“And it may well be true that actions like Citigroup’s were necessary for any bank that wanted to stay in what then appeared to be a highly profitable business. Imagine for a minute what would have happened in 2006 if Citigroup had listened to its consultants and canceled the offerings. To the mortgage companies making the loans, that might have simply marked Citigroup as uncooperative. The business would have gone to less scrupulous competitors.”
This raises the question of what purpose is served by this sort of settlement. Undoubtedly Norris’ statement is true. However, the market dynamic might be different if this settlement were different.

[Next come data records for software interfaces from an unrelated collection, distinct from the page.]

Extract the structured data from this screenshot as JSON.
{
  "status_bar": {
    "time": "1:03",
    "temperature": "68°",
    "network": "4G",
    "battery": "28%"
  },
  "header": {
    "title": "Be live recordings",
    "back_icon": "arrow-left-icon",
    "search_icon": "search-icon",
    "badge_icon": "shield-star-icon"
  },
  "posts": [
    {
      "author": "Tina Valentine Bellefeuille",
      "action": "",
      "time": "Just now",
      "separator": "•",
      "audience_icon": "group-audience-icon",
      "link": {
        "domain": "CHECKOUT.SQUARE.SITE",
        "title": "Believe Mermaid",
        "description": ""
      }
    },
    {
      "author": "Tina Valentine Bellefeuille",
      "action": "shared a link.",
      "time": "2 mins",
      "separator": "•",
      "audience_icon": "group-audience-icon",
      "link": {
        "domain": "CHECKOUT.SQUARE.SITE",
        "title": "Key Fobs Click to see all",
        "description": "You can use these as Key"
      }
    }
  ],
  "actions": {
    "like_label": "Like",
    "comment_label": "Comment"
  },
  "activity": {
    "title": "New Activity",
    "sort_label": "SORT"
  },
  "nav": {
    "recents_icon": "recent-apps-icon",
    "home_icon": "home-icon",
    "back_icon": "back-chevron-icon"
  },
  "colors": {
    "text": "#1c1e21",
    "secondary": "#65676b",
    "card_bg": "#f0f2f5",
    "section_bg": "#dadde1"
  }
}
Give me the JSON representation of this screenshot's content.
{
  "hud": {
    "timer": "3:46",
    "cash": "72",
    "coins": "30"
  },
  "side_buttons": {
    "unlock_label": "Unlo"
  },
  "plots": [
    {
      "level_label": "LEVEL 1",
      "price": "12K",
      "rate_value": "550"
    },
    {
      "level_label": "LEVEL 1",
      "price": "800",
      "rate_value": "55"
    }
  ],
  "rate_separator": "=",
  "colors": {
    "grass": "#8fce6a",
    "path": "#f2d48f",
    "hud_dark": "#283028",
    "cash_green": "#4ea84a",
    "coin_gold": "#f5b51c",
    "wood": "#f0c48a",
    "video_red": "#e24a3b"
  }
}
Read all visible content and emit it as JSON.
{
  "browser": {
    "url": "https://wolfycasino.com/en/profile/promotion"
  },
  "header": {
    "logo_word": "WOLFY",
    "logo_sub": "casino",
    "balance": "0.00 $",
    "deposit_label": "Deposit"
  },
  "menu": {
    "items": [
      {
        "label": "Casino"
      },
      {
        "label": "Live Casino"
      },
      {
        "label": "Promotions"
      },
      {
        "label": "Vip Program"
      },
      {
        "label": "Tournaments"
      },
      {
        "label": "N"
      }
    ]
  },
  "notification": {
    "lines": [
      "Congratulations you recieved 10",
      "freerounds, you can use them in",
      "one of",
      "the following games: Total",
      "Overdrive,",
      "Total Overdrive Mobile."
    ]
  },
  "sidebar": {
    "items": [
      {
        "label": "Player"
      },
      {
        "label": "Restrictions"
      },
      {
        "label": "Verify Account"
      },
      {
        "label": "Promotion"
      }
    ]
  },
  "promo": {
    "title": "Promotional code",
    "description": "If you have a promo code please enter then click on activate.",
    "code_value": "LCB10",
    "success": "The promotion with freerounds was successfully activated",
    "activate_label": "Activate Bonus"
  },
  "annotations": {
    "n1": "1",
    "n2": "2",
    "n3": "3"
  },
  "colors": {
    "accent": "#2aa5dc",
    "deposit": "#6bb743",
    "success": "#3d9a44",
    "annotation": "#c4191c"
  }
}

Based on the information Norris presents here, Citigroup’s top management essentially knew that the bank was engaging in large-scale fraud by passing along billions of dollars worth of bad mortgages. If these people were now facing years of prison as a result of criminal prosecution then it may well affect how bank executives think about these situations in the future. While it will always be true that they do not want to turn away business, they would probably rather sacrifice some of their yearly bonus than risk spending a decade of their life behind bars. The fear of prision may even deter less scrupulous competitors. In that case, securitizing fraudulent mortgages might have been a marginal activity of little consequence for the economy.
Citigroup’s settlement will not change the tradeoffs from what Citigroup’s top management saw in 2006. As a result, in the future bankers are likely to make the same decisions that they did in 2006.
.The Rise of the Non-Working Rich – “The real non-workers are the wealthy who inherit their fortunes. And their ranks are growing. In fact, we’re on the cusp of the largest inter-generational wealth transfer in history. The wealth is coming from those who over the last three decades earned huge amounts on Wall Street, in corporate boardrooms, or as high-tech entrepreneurs. It’s going to their children, who did nothing except be born into the right family.”
Punting Martin Parkinson a symbol of Tony Abbott’s folly – “Once you cut through the colour of the last parliamentary fortnight, it is striking how much of the “drama” has been no more than people not knowing what they were doing. And now the spectre of someone being appointed to head Treasury who might not know anything about either the Australian economy or Australian politics.”
Chinese Communists’ adultery ban – a propaganda stunt? – “According to a report in the English-language newspaper China Daily, “adultery” is now banned for party members. The newspaper says that members were warned in June by the Communist Party watchdog that they must adhere to “higher moral standards” than the public. … According to a government report in 2007, an astonishing 90% of top officials brought down by corruption scandals had kept a mistress – and in many cases they had more than one.”